Published:Sunday | September 28, 2014 | 12:00 AM

Changes to the proposed merger between Chiquita and the Irish fruit importer Fyffes will give Chiquita shareholders a larger stake in what would become the world's largest banana supplier.

The companies said last Friday that shareholders of Chiquita Brands International Inc will own nearly a 60 per cent stake in the combined company under the revised all-stock deal, up from about 51 per cent. Fyffes PLC shareholders will see their stake drop to about 40 per cent, from more than 49 per cent.

The boards of both companies have approved the revised deal, but shareholders still have to vote on it.

Chiquita and Fyffes announced their agreement last March. The new company will be incorporated in Dublin, where Fyffes is headquartered. Chiquita is based in Charlotte, North Carolina.

Chiquita and Fyffes said last week that they may make some concessions in their agreement to ensure that it is approved by European regulators. Fyffes spokesman Seamus Keenan said the deal revision announced last Friday had nothing to do with that.

He also said the revision was not motivated by new regulations announced this week by the US Treasury Department that are designed to make overseas manoeuvres like the Chiquita-Fyffes deal less lucrative.

Under a so-called 'inversion', a US business will reincorporate in another country after combining with a foreign company. It is then possible to lower the US tax rate of the company.

The practice has become a hot-button issue. Critics, including high-ranking lawmakers, have said that inversions create a heavier tax burden for others.

Keenan said in an email, the merger "is not a tax-based or driven transaction".

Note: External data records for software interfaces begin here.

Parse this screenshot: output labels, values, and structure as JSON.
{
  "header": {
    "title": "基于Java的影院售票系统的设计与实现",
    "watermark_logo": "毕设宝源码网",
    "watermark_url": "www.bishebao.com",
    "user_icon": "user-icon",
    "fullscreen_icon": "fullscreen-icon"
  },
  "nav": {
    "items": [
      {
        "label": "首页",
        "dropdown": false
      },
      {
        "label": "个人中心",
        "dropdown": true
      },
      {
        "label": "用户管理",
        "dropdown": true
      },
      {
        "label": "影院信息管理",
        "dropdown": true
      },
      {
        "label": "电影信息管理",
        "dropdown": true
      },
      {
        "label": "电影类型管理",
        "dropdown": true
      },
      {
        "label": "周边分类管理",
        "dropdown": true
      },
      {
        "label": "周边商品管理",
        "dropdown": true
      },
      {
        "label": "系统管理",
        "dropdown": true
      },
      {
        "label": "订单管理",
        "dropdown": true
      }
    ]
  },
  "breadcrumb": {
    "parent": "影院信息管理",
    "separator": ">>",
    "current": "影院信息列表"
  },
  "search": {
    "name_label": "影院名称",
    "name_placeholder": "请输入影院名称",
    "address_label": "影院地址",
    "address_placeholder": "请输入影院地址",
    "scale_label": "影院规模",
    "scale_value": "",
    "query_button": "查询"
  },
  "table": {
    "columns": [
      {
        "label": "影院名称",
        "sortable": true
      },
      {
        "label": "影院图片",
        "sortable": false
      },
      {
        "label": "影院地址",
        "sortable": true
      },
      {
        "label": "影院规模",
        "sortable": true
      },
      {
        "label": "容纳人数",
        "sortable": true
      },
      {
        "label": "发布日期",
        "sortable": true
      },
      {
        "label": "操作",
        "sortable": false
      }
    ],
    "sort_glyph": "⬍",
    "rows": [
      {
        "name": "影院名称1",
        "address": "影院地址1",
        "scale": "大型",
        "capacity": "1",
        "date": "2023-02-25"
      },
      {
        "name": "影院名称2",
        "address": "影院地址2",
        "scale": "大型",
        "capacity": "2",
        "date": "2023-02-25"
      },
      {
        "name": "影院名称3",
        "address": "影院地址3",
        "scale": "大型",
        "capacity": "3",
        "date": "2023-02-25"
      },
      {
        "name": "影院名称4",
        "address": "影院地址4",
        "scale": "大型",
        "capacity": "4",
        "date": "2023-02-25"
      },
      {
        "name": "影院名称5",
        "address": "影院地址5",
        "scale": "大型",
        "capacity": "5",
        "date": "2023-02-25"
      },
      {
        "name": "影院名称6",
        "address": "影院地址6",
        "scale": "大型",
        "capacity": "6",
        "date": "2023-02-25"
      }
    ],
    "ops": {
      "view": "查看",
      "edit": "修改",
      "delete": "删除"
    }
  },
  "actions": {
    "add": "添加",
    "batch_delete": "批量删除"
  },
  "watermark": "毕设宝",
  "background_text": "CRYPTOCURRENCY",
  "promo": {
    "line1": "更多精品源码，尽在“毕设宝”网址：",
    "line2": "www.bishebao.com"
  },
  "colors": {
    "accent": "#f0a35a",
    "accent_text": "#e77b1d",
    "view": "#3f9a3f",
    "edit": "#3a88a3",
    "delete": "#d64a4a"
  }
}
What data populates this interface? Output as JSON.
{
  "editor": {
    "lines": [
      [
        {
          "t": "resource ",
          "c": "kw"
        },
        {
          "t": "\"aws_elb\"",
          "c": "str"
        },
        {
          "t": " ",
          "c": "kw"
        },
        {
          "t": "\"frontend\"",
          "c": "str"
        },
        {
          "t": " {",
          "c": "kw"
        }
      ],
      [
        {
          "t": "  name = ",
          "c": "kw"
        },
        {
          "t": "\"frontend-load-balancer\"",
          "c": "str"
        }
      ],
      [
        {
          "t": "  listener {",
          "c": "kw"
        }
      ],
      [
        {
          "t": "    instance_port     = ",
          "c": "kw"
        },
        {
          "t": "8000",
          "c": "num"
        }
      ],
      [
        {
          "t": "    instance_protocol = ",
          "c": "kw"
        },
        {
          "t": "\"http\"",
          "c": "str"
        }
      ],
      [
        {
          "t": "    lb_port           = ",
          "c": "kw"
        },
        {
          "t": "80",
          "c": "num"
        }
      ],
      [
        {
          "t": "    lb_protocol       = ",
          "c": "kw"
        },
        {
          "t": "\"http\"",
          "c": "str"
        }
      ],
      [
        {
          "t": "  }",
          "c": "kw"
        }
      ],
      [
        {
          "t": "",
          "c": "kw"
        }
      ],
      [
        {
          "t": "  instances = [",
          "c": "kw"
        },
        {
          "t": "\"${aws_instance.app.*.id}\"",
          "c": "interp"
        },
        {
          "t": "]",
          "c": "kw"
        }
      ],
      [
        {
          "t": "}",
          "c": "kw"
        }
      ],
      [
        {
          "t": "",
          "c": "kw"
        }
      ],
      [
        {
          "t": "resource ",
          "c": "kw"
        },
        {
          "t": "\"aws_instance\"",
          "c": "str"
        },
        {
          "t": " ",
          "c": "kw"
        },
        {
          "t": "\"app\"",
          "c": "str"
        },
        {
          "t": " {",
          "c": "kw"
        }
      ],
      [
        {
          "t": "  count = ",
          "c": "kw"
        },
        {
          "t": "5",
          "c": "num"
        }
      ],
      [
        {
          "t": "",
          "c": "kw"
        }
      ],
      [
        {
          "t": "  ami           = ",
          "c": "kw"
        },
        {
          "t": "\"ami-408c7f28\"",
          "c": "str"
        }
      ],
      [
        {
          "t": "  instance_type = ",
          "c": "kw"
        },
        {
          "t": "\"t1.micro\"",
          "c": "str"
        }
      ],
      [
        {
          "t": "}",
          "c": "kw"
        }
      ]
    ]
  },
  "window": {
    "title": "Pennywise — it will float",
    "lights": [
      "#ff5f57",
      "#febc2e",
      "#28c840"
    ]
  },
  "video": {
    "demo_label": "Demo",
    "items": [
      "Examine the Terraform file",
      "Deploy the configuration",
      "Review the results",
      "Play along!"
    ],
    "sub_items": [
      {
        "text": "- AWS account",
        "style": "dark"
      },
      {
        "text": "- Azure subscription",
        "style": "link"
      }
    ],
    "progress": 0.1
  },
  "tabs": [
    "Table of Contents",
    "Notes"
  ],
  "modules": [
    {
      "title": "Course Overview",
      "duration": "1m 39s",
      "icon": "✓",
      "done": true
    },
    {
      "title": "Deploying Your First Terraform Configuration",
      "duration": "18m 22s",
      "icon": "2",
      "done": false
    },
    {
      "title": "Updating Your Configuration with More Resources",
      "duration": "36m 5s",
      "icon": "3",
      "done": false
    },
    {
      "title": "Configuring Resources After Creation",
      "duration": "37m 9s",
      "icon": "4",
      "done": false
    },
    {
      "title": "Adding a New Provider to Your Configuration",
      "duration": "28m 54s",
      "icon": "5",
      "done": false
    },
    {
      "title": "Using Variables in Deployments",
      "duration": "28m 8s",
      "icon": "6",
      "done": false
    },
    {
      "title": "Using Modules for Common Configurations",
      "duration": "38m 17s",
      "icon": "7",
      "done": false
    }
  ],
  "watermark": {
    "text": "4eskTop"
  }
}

The companies also said last Friday that they've agreed to increase the break-up fee Fyffes is paid if the deal is not completed.

Chiquita is still talking with two Brazilian companies that have offered to buy the US banana company for US$611 million. Safra Group and juice company Cutrale Group said in a statement last Friday that the altered deal is still "well below" their offer and they will move forward with plans to buy Chiquita.

- AP